Need to ask yourself;- 

  • Why you want to build what you want to build 
  • Lower bills in the future 
  • A healthier home (if asthma is an issue, a passive house is great). 
  • Build with recyclable materials 
  • What you are looking to build 
  • A new passive house or renovation 
  • An energy efficient home 
  • Just to make existing home more comfortable 
  • If renovation – Understanding how existing house performs and what is achievable in the budget 
  • Finding out your budget and then getting advice on the most bang for your dollar 
  • Having the knowledge and being passionate about delivering an energy efficient home 

How to find and choose a sustainable builder 

  • Look on the passive house web site 
  • Look under Green Building Institute 
  • Look Green Living Master builders 
  • Do some research on google and speak to previous clients 

Does building sustainably cost significantly more? 

If you are building a medium to high spec home, the cost difference is not that much. You cannot compare it to a volume build home because they are two completely different products. 

Cost of building a passive house (in %) – as at December 2022: 

  • A little as 5% up to 20% 
  • Main cost is in insulation $5,000 $10,000. 
  • Windows can be a lot more expensive $10, 000- $100,000 depending on if they are Australian UPVC or imported specialised windows from overseas. 
  • Airtightness/wrap will cost an extra  $5,000 – $10,000. BUT the heating and cooling with an HRV will cost less and the house may not be as big which will save money. 
  • Choosing SIPS – for example you can take 8 weeks of a build schedule which can be 8 weeks saving in rent and storage 

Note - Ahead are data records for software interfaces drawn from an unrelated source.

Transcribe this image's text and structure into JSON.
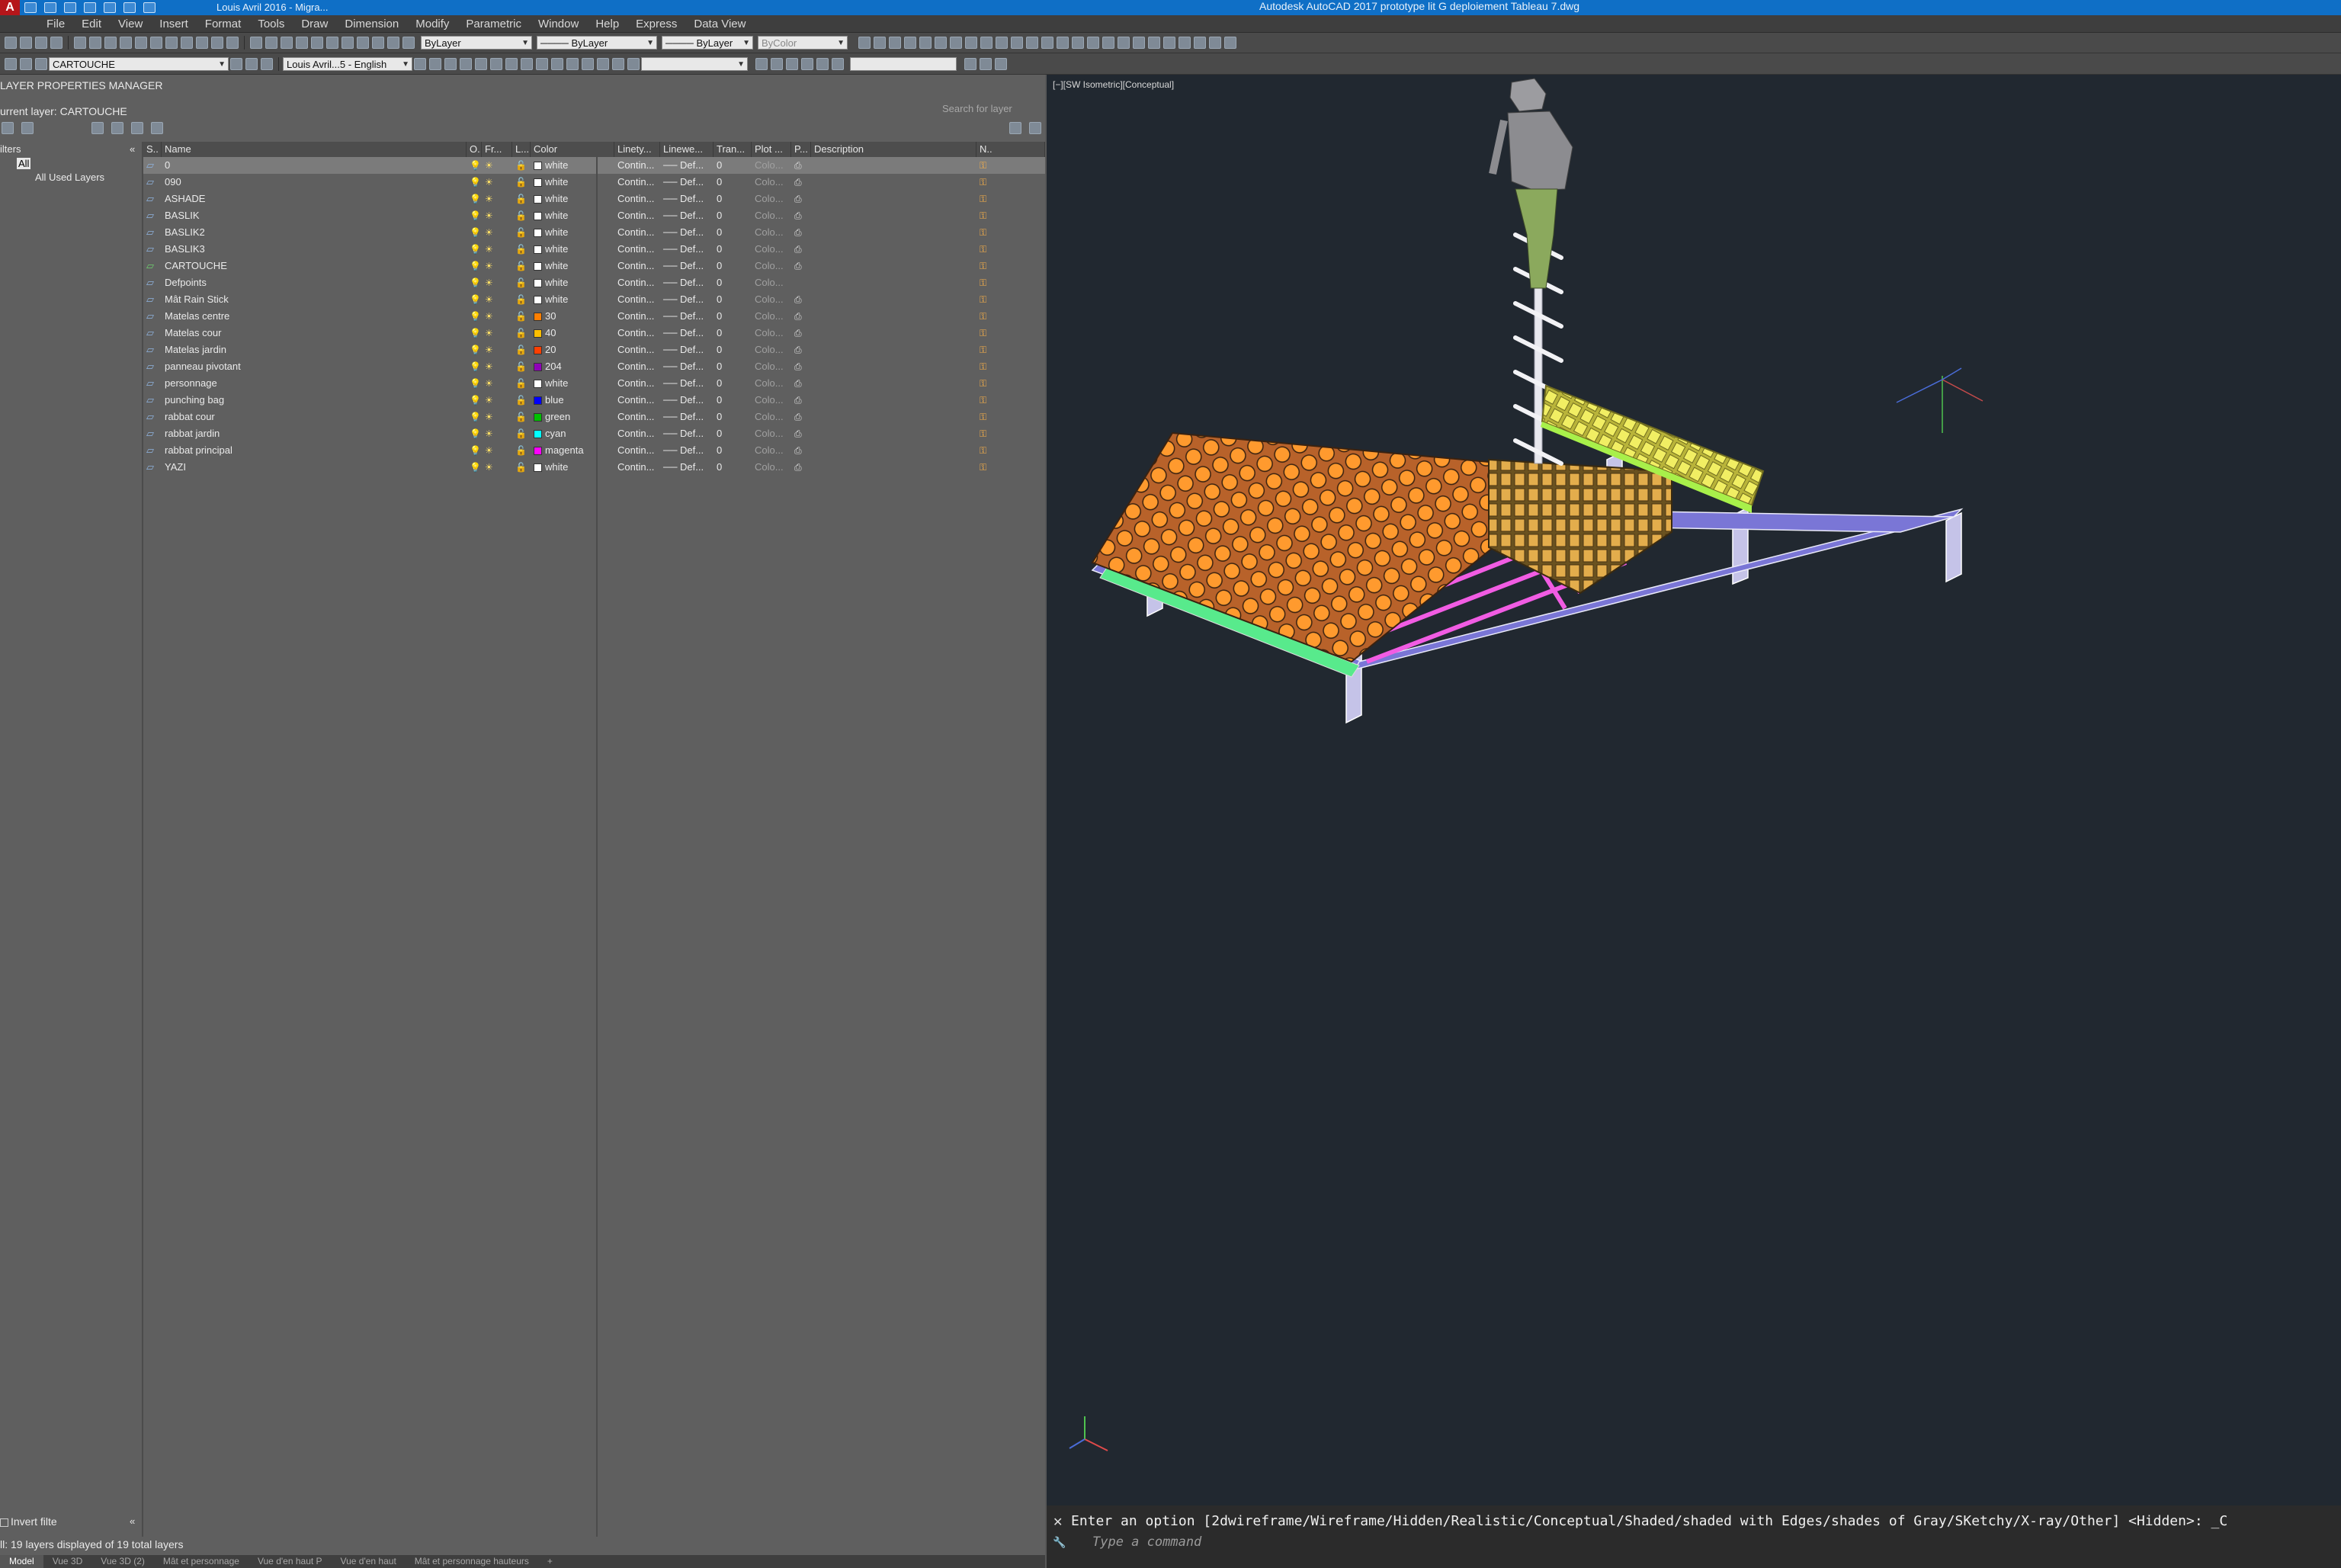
{
  "titlebar": {
    "document_tab": "Louis Avril 2016 - Migra...",
    "window_title": "Autodesk AutoCAD 2017    prototype lit G deploiement Tableau 7.dwg"
  },
  "menu": [
    "File",
    "Edit",
    "View",
    "Insert",
    "Format",
    "Tools",
    "Draw",
    "Dimension",
    "Modify",
    "Parametric",
    "Window",
    "Help",
    "Express",
    "Data View"
  ],
  "toolbar": {
    "color": "ByLayer",
    "linetype": "ByLayer",
    "lineweight": "ByLayer",
    "plotstyle": "ByColor",
    "layer_current": "CARTOUCHE",
    "textstyle": "Louis Avril...5 - English"
  },
  "panel": {
    "title": "LAYER PROPERTIES MANAGER",
    "current_layer": "urrent layer: CARTOUCHE",
    "search_placeholder": "Search for layer",
    "filters_head": "ilters",
    "filters": [
      "All",
      "All Used Layers"
    ],
    "columns": [
      "S..",
      "Name",
      "O..",
      "Fr...",
      "L...",
      "Color",
      "Linety...",
      "Linewe...",
      "Tran...",
      "Plot ...",
      "P...",
      "Description",
      "N.."
    ],
    "layers": [
      {
        "name": "0",
        "color": "white",
        "hex": "#ffffff"
      },
      {
        "name": "090",
        "color": "white",
        "hex": "#ffffff"
      },
      {
        "name": "ASHADE",
        "color": "white",
        "hex": "#ffffff"
      },
      {
        "name": "BASLIK",
        "color": "white",
        "hex": "#ffffff"
      },
      {
        "name": "BASLIK2",
        "color": "white",
        "hex": "#ffffff"
      },
      {
        "name": "BASLIK3",
        "color": "white",
        "hex": "#ffffff"
      },
      {
        "name": "CARTOUCHE",
        "color": "white",
        "hex": "#ffffff"
      },
      {
        "name": "Defpoints",
        "color": "white",
        "hex": "#ffffff"
      },
      {
        "name": "Mât Rain Stick",
        "color": "white",
        "hex": "#ffffff"
      },
      {
        "name": "Matelas centre",
        "color": "30",
        "hex": "#ff7f00"
      },
      {
        "name": "Matelas cour",
        "color": "40",
        "hex": "#ffbf00"
      },
      {
        "name": "Matelas jardin",
        "color": "20",
        "hex": "#ff3f00"
      },
      {
        "name": "panneau pivotant",
        "color": "204",
        "hex": "#8f00b8"
      },
      {
        "name": "personnage",
        "color": "white",
        "hex": "#ffffff"
      },
      {
        "name": "punching bag",
        "color": "blue",
        "hex": "#0000ff"
      },
      {
        "name": "rabbat cour",
        "color": "green",
        "hex": "#00c000"
      },
      {
        "name": "rabbat jardin",
        "color": "cyan",
        "hex": "#00ffff"
      },
      {
        "name": "rabbat principal",
        "color": "magenta",
        "hex": "#ff00ff"
      },
      {
        "name": "YAZI",
        "color": "white",
        "hex": "#ffffff"
      }
    ],
    "linetype": "Contin...",
    "lineweight": "── Def...",
    "transparency": "0",
    "plotstyle": "Colo...",
    "invert_filter": "Invert filte",
    "status": "ll: 19 layers displayed of 19 total layers"
  },
  "layout_tabs": [
    "Model",
    "Vue 3D",
    "Vue 3D (2)",
    "Mât et personnage",
    "Vue d'en haut P",
    "Vue d'en haut",
    "Mât et personnage hauteurs",
    "+"
  ],
  "viewport": {
    "label": "[−][SW Isometric][Conceptual]"
  },
  "command": {
    "history": "Enter an option [2dwireframe/Wireframe/Hidden/Realistic/Conceptual/Shaded/shaded with Edges/shades of Gray/SKetchy/X-ray/Other] <Hidden>: _C",
    "placeholder": "Type a command"
  },
  "colors": {
    "accent": "#0f6fc6",
    "viewport_bg": "#212830",
    "panel_bg": "#5f5f5f"
  }
}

Passive house or passive solar principles that are most important that people can design and build for, if not building an accredited passive house 

  • Orientation 
  • Window Shading (eaves) 
  • Basic 5, as before 
    • Roof insulation 
    • Wall insulation (this could be internal or external) 
    • Filling any gaps 
    • Window shading 
    • Double glazing 
  • 5 basic principles of a passive house 
    • Insulation 
    • Glazing 
    • Airtightness 
    • HRV 
    • Thermal bridges 

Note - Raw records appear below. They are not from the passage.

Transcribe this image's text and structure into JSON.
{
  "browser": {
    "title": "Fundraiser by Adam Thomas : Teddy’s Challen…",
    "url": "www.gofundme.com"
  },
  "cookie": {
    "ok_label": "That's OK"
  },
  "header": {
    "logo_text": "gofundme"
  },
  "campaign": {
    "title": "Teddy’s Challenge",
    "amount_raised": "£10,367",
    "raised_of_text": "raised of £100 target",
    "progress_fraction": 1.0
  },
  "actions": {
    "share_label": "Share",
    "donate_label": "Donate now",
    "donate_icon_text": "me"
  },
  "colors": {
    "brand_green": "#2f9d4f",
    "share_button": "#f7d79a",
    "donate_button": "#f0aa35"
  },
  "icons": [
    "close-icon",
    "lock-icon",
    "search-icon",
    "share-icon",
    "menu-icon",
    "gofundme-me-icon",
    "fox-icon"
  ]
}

Building materials that make a difference or recommend when people are conscious about building sustainably 

  • From an interiors perspective, White Pebble suggest Green Tag accredited products and recycled materials – Egger, Paperrock (recycled), Navurban, Dekton (carbon Neutral), Betta Stone (recycled glass)  
  • If renovating – using materials from the current building 
  • Recycling bricks, any timber 
  • Retaining established trees for shade 

Holding off building now and waiting until prices come down? 

Some material costs have definitely levelled off and come down a bit (like timber). Other materials are predicted to go up in cost (Cement based products, concrete, cement sheet materials,) and these items will equal themselves out. 

Due to the building boom, and in Victoria Civil projects like the tunnel which are absorbing a lot of the skilled labour coupled with low migration of skilled labour costs are high due to simple supply and demand. 

Costs may not go to back to pre-pandemic levels. If you are working from home and your house is too small or really expensive to heat and cool, it is not going to get any bigger or cheaper to run as gas and electricity prices go up. 

If you are interested in building know is the right time to do it! 

Advice from Jeremy: 

The Victorian government has a good initiative with the Energy Efficiency Scorecard, which is an evaluation of your house and how it performs. They let you know about gaps, windows, and where you’re leaking energy. They will help you make your house more energy efficient.  

Useful Links: 

 Starting a renovation or new home project and wondering how to get your team together?  

Get Free instant access to the “How to Find Your Renovation or New Build Team”. This FREE guide outlines who you need on your team, and how to find them.    

Get instant access now by clicking on the link: https://www.whitepebbleinteriors.com.au/findyourrenovationteam/ 

Listen to this Podcast Episode in:

Leave a Reply

Your email address will not be published. Required fields are marked *

Fill out this field
Fill out this field
Please enter a valid email address.